Task item:
Each line in the entries that has the word "DHCP" has to be copied.

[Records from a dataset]
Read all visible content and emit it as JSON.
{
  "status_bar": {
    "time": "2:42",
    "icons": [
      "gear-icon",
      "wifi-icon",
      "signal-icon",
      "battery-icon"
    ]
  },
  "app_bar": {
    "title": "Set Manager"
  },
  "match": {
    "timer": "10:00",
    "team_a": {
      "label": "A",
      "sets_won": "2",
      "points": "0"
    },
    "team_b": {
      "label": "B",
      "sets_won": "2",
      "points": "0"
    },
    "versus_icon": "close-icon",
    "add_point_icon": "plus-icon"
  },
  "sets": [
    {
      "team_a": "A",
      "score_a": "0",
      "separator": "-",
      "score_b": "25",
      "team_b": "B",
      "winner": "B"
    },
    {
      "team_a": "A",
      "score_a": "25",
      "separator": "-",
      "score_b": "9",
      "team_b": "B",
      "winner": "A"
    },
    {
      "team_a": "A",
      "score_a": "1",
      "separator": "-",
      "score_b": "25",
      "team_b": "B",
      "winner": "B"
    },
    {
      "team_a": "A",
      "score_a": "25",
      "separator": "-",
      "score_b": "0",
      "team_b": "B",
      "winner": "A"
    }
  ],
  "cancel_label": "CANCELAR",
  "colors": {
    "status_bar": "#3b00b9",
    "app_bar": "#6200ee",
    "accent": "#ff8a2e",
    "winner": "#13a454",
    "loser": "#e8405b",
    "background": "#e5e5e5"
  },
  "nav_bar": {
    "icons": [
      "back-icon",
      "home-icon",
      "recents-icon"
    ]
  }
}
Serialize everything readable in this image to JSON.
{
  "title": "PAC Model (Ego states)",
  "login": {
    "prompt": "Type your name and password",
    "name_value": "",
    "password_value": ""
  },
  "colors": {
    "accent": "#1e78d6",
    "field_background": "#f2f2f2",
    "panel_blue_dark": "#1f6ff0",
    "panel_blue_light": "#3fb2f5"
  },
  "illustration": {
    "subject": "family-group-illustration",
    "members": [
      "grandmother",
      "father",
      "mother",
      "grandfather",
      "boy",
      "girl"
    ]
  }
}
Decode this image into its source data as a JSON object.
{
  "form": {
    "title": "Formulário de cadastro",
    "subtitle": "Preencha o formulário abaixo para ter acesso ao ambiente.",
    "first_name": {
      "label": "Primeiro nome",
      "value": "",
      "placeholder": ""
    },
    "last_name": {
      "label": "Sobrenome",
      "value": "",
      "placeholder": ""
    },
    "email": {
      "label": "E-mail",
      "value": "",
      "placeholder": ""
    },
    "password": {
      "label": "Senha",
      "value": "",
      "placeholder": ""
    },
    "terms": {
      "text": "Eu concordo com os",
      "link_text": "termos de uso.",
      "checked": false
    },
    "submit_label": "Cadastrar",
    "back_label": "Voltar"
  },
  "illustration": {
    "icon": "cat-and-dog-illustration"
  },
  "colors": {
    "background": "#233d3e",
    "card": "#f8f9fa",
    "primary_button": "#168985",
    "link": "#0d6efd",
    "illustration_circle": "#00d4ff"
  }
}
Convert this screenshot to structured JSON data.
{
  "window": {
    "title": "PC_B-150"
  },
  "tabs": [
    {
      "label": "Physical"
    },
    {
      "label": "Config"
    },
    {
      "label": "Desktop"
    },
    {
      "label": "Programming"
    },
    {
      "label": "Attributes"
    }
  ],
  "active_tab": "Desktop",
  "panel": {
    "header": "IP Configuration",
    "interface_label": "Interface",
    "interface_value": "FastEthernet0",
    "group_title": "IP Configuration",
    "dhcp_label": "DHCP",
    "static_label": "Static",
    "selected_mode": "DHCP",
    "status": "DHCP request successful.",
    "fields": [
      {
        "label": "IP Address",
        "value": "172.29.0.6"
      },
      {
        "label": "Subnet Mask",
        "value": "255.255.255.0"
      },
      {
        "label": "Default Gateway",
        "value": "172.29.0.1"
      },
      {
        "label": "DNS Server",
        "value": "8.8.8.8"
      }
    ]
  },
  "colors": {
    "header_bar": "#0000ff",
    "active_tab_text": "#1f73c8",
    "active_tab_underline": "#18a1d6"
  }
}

Exercise answer:
    "dhcp_label": "DHCP",
    "selected_mode": "DHCP",
    "status": "DHCP request successful.",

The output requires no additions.